WHAT TO WORK ON
Search the data below for the word "desc" and copy each line that holds it.

[Items from an interface collection]
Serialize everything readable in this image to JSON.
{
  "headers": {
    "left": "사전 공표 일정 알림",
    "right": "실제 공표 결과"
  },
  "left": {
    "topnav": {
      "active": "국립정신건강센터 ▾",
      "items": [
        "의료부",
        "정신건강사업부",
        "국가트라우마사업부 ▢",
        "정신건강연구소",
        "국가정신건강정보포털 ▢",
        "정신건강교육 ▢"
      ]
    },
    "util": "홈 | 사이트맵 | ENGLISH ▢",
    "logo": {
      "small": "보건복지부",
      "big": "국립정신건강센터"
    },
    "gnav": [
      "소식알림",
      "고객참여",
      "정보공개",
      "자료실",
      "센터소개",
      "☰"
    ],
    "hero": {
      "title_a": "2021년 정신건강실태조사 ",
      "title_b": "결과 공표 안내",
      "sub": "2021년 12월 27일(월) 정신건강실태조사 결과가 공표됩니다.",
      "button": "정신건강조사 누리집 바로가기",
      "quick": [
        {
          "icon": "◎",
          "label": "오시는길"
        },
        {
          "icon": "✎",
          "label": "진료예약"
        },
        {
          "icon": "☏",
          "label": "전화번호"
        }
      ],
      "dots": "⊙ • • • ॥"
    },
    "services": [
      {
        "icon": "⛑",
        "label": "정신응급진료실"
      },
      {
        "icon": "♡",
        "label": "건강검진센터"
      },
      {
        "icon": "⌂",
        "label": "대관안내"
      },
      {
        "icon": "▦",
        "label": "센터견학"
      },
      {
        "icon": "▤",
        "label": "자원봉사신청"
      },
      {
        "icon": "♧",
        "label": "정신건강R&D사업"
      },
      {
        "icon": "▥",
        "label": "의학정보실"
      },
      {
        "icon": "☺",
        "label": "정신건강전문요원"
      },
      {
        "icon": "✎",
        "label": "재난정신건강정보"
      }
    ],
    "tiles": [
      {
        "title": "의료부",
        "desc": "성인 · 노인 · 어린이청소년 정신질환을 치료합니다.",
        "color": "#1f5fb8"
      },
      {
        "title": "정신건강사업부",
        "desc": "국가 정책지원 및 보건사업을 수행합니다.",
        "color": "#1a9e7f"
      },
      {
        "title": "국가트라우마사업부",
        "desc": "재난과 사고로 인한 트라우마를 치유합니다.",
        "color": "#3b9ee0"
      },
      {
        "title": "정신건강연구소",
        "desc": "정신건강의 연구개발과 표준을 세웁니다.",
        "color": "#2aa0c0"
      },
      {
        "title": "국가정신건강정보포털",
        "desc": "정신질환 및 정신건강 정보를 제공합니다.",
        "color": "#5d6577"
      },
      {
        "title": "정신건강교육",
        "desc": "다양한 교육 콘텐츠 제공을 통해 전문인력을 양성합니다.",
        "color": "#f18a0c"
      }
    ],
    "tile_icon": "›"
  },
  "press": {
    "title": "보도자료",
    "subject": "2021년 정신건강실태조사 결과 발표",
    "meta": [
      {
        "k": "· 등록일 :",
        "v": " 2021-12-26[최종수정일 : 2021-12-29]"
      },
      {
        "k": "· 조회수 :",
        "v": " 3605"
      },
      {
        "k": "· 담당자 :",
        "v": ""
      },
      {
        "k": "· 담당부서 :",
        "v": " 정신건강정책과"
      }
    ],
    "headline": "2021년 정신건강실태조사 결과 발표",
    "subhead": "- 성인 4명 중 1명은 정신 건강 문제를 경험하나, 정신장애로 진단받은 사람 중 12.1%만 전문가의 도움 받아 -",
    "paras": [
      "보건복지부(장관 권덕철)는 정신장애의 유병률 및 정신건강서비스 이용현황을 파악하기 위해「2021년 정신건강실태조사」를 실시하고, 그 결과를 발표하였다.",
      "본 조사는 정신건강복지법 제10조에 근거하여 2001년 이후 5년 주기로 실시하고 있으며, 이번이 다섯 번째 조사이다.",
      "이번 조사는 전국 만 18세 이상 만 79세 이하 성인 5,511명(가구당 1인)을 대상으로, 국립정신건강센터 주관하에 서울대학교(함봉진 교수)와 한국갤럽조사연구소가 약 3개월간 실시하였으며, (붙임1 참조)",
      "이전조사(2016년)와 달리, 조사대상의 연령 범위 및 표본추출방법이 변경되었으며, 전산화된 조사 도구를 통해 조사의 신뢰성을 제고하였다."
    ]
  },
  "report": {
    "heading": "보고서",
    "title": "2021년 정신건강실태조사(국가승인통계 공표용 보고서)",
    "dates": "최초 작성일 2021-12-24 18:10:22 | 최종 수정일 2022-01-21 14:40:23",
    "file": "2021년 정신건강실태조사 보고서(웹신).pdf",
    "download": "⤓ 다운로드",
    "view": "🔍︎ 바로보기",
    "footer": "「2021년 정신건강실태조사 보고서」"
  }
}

WORKED SOLUTION
        "desc": "성인 · 노인 · 어린이청소년 정신질환을 치료합니다.",
        "desc": "국가 정책지원 및 보건사업을 수행합니다.",
        "desc": "재난과 사고로 인한 트라우마를 치유합니다.",
        "desc": "정신건강의 연구개발과 표준을 세웁니다.",
        "desc": "정신질환 및 정신건강 정보를 제공합니다.",
        "desc": "다양한 교육 콘텐츠 제공을 통해 전문인력을 양성합니다.",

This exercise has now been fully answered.